- **Supplied material**
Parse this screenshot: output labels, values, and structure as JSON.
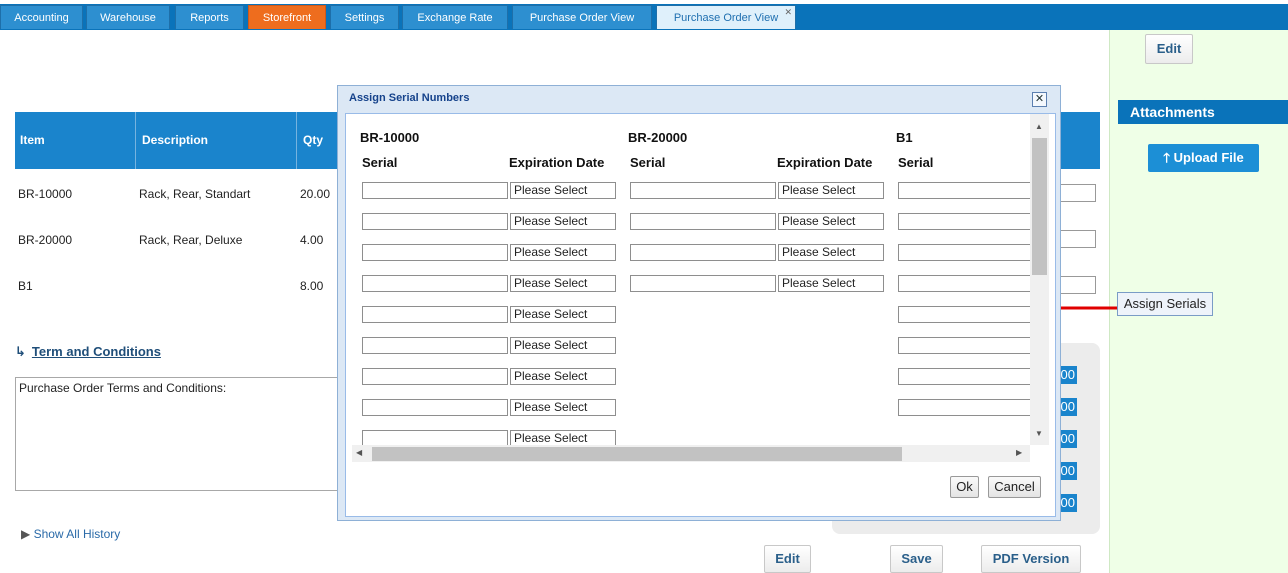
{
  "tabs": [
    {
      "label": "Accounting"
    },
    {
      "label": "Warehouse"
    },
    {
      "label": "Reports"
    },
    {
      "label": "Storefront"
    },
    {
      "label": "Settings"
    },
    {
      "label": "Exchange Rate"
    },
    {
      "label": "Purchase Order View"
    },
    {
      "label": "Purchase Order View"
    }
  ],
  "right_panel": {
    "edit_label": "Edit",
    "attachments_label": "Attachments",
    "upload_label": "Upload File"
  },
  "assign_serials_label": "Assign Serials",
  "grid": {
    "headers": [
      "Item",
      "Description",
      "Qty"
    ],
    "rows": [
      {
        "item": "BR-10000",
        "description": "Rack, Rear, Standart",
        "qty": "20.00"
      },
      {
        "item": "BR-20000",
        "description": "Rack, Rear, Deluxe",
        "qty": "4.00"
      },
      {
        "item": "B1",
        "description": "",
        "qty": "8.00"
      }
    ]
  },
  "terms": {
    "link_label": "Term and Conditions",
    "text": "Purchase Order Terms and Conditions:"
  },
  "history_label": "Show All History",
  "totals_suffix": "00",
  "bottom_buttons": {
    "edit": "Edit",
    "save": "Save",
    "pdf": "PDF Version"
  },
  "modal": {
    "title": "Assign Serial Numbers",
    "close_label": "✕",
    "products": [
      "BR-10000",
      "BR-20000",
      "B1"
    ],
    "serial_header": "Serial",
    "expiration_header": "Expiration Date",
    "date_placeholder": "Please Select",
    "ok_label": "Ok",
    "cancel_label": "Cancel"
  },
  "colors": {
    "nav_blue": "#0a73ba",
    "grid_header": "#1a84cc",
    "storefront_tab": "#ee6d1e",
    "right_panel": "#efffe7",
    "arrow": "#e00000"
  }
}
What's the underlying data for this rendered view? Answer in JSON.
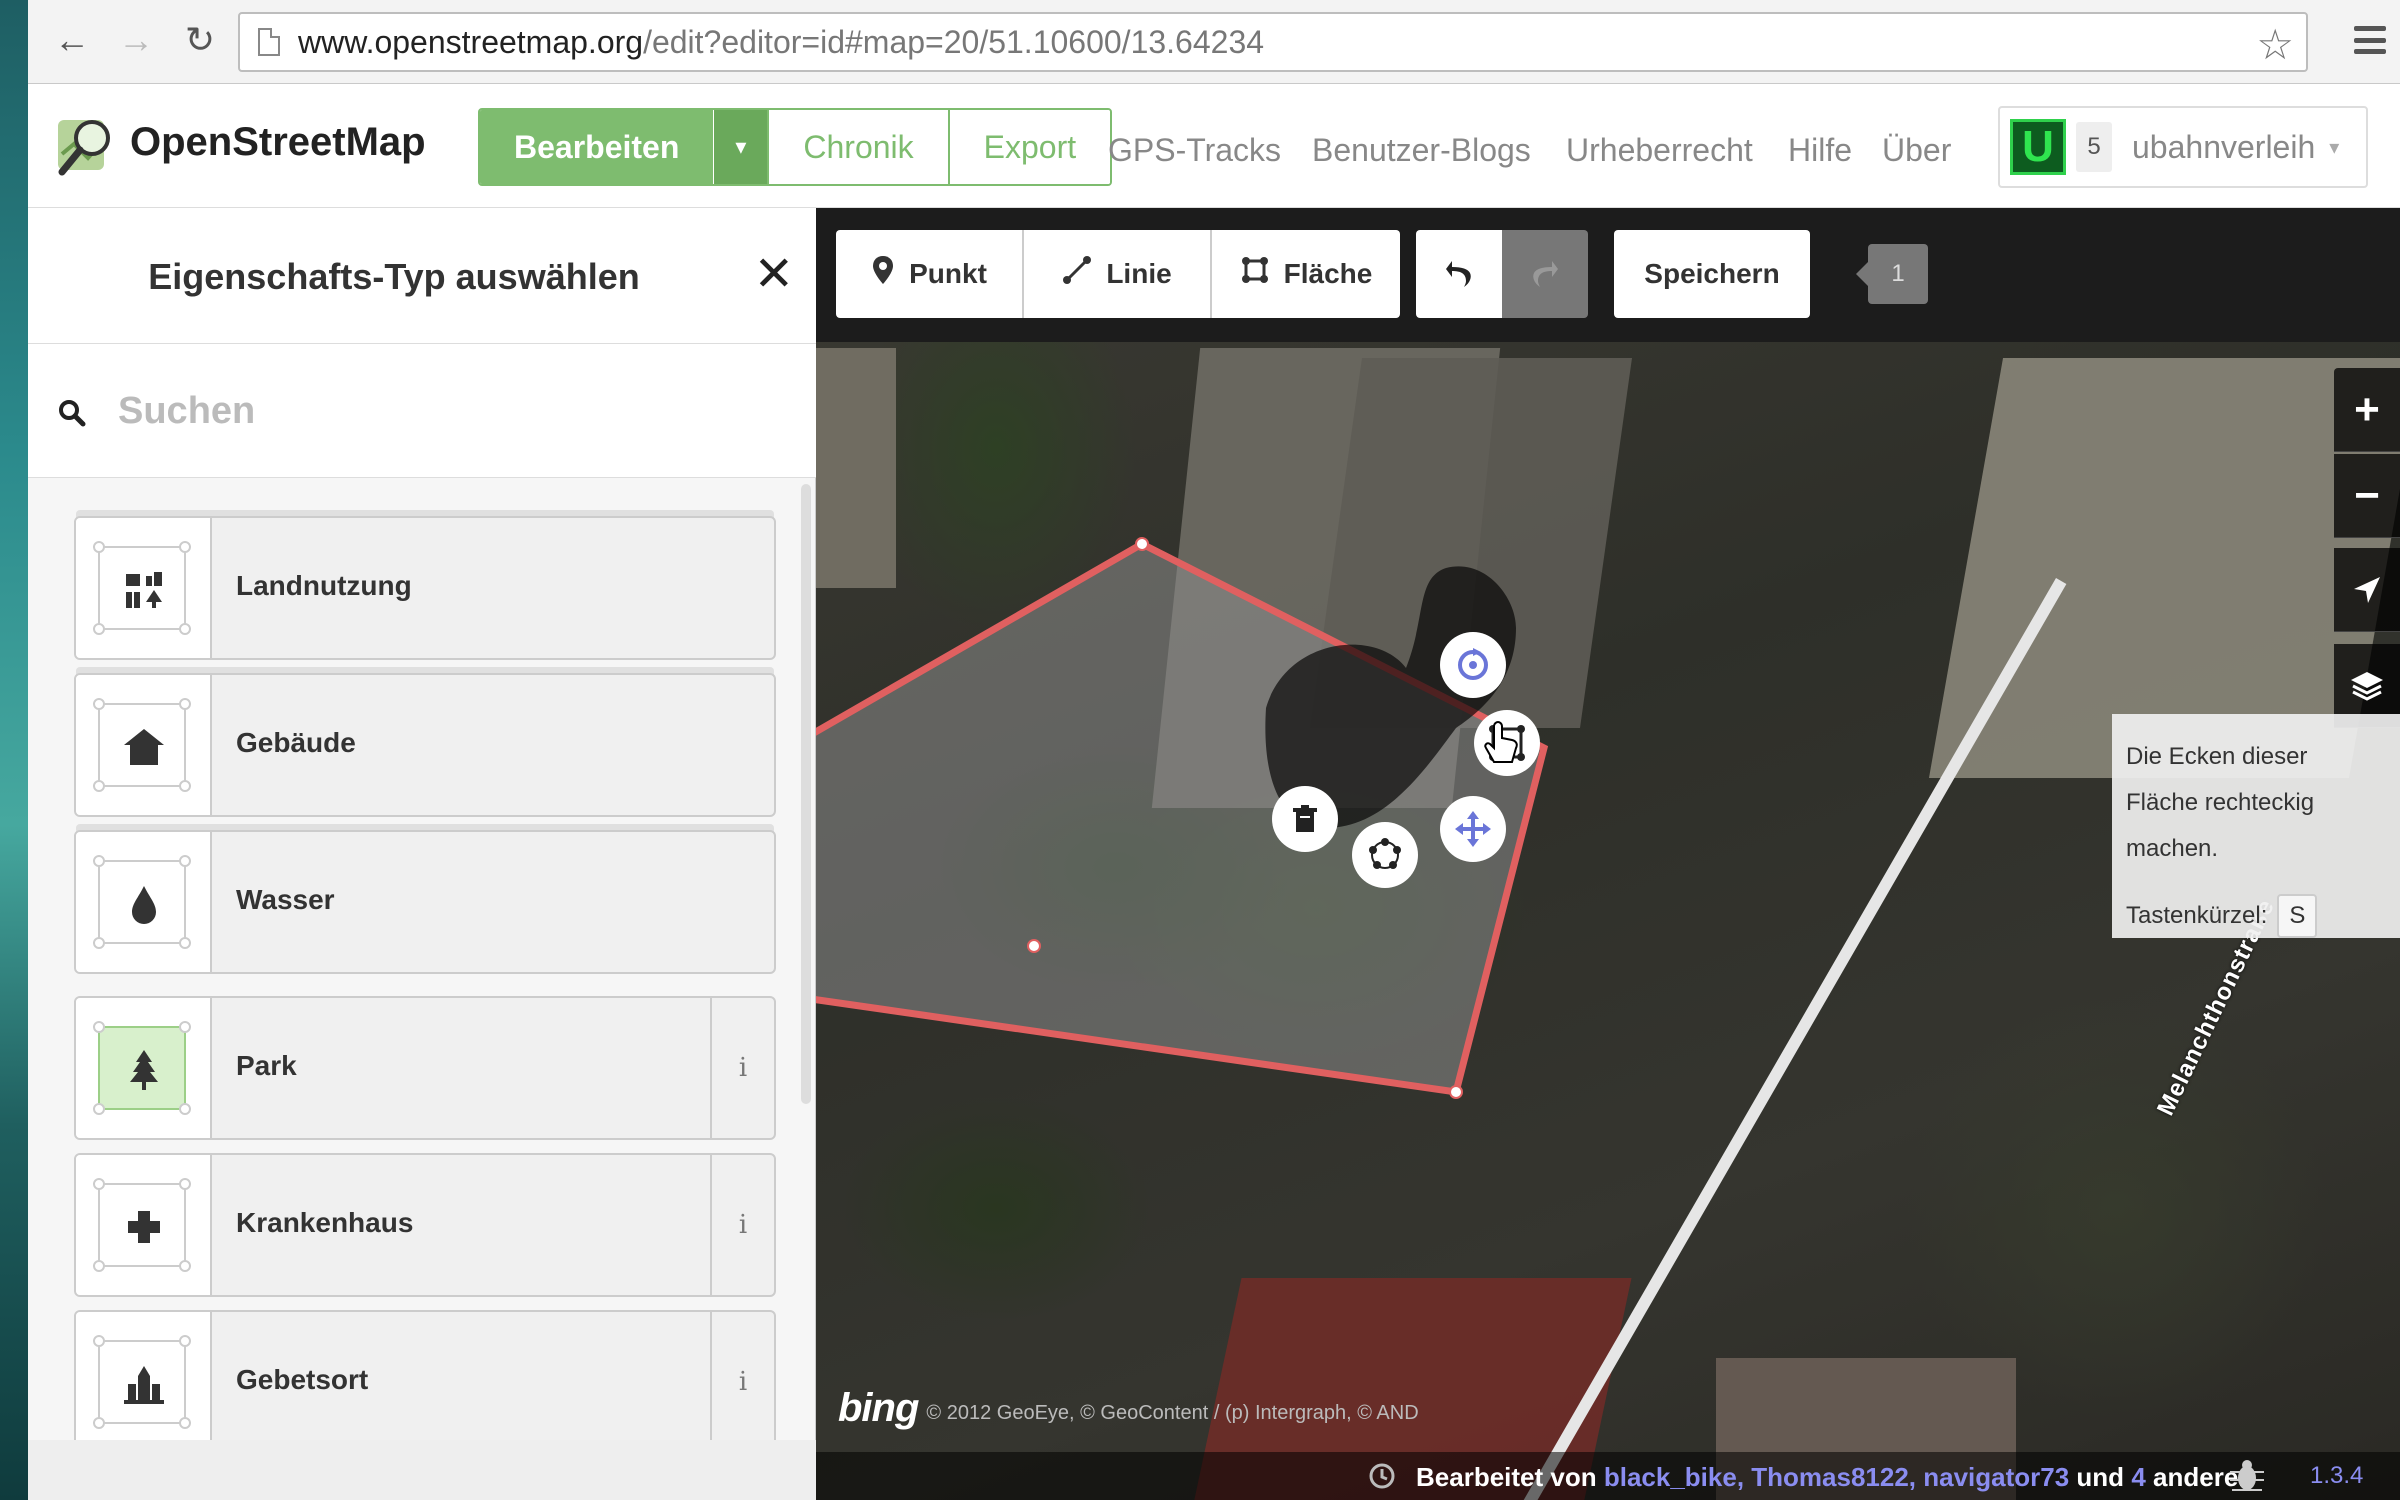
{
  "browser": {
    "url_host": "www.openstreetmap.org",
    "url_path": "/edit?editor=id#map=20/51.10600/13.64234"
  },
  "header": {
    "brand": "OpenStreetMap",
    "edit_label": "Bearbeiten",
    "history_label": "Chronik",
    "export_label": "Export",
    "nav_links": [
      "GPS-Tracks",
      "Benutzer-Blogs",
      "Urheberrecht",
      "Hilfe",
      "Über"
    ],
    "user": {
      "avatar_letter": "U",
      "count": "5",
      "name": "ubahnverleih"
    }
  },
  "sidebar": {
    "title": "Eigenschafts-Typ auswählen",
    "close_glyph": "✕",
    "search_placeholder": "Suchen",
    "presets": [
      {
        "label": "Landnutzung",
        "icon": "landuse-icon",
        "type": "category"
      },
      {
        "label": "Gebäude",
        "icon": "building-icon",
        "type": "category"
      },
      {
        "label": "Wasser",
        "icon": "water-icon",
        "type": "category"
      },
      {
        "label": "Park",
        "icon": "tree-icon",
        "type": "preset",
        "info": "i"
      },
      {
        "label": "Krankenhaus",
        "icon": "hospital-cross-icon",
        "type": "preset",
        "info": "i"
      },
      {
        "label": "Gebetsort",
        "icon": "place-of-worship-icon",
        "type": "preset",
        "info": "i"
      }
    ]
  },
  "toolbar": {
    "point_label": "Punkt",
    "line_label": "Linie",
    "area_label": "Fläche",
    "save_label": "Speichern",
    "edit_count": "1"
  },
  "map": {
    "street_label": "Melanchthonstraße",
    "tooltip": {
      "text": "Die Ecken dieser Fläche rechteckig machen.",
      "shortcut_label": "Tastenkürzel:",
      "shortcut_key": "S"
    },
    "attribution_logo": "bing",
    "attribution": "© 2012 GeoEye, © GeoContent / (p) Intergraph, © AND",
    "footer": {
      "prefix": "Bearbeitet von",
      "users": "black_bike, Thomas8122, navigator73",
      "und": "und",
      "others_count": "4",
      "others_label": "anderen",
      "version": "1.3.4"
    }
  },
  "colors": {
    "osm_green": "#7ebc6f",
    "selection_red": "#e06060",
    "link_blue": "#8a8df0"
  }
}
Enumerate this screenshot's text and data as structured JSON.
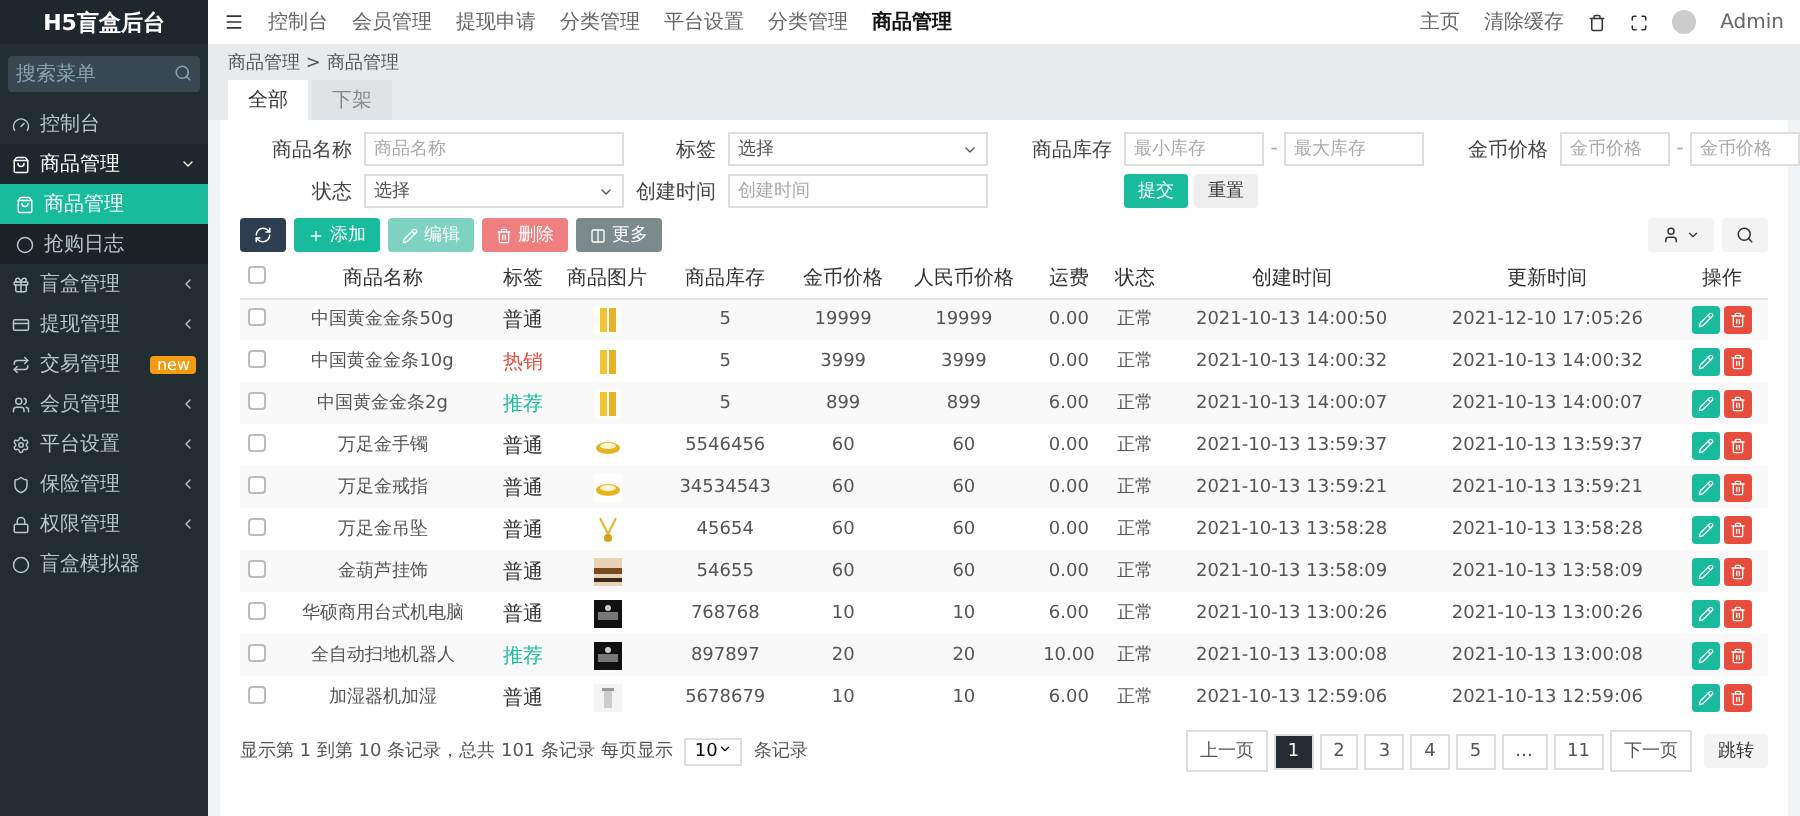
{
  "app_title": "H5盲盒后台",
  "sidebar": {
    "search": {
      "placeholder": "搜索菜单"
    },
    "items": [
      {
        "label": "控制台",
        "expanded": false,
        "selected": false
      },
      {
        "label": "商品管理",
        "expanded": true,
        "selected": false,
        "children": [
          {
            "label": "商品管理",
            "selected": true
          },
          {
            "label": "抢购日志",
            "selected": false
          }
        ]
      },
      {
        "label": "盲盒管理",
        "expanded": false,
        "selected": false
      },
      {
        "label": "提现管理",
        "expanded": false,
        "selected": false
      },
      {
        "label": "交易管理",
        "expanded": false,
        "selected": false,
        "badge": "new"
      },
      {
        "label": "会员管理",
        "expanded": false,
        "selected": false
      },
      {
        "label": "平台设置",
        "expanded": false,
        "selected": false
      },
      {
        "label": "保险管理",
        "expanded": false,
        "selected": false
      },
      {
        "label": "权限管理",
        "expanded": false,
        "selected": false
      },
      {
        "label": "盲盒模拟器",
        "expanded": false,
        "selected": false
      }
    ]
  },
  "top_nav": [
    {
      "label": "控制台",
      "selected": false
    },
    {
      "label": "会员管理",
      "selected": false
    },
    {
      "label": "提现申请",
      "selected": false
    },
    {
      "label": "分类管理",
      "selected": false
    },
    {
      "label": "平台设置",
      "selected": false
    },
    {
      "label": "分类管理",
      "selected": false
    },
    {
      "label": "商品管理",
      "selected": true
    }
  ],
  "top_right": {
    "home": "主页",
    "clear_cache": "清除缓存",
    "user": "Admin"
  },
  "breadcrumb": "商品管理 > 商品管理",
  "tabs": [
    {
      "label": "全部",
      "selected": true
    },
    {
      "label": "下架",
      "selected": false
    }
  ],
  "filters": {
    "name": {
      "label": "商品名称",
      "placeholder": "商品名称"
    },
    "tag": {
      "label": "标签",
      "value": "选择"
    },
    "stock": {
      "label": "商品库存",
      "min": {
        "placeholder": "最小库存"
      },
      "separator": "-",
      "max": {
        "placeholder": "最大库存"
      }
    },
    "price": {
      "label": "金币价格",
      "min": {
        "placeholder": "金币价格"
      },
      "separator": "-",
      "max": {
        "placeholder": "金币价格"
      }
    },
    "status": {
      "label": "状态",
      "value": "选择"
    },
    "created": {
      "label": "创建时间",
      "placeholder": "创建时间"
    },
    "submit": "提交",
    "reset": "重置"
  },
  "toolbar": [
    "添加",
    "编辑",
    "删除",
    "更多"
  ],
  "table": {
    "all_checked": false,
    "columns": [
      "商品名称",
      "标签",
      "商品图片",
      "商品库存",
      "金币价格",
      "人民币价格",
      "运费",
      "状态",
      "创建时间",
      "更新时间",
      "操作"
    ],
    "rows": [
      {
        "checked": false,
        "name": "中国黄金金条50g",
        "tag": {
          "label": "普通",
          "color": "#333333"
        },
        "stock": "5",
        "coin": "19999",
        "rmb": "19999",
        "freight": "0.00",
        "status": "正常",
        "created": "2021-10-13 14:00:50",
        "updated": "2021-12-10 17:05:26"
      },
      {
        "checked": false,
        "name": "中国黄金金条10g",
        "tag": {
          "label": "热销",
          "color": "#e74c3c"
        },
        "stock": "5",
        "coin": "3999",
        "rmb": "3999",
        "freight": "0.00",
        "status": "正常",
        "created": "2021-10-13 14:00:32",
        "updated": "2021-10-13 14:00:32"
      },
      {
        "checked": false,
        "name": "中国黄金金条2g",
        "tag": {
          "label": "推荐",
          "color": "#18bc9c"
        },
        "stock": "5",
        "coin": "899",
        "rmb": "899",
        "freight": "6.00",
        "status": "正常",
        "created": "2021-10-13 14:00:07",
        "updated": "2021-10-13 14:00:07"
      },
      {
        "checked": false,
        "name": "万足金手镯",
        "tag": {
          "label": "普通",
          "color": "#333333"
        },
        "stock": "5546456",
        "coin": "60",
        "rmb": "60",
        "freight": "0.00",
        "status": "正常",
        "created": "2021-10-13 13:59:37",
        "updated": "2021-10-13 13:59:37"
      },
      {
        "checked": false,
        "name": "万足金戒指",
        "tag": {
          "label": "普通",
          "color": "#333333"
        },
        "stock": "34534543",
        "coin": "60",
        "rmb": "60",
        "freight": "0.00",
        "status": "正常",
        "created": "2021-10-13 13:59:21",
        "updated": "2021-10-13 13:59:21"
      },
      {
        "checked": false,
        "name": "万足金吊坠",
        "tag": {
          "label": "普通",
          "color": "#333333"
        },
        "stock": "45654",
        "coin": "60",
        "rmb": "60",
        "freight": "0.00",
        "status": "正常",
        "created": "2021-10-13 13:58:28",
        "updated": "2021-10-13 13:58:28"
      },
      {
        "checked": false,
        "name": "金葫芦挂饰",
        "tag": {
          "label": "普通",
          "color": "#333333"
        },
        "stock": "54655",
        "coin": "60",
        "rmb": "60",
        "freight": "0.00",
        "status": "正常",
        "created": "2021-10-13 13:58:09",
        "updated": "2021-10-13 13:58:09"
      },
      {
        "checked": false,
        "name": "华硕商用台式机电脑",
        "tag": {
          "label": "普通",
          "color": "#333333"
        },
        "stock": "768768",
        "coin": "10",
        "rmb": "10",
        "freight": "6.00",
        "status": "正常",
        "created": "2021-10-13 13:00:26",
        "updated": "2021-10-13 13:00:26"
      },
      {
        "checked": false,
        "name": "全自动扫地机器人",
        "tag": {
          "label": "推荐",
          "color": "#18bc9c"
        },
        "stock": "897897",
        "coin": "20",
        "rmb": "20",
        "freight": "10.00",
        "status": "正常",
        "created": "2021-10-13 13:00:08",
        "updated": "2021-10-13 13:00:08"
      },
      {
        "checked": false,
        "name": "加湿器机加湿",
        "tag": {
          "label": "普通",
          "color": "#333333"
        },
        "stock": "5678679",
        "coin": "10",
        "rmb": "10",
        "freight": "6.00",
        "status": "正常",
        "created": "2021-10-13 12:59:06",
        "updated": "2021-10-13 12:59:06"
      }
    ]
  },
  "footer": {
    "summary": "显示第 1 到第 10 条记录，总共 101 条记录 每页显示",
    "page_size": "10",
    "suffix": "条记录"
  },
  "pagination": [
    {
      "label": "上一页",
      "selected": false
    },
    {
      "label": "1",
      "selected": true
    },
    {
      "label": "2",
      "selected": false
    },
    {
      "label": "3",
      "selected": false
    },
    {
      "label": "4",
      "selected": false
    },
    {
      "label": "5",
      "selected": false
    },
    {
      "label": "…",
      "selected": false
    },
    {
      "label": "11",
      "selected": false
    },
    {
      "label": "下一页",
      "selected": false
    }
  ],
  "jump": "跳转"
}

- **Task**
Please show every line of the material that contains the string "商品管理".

- **Exercise response**
        "label": "商品管理",
            "label": "商品管理",
      "label": "商品管理",
  "breadcrumb": "商品管理 > 商品管理",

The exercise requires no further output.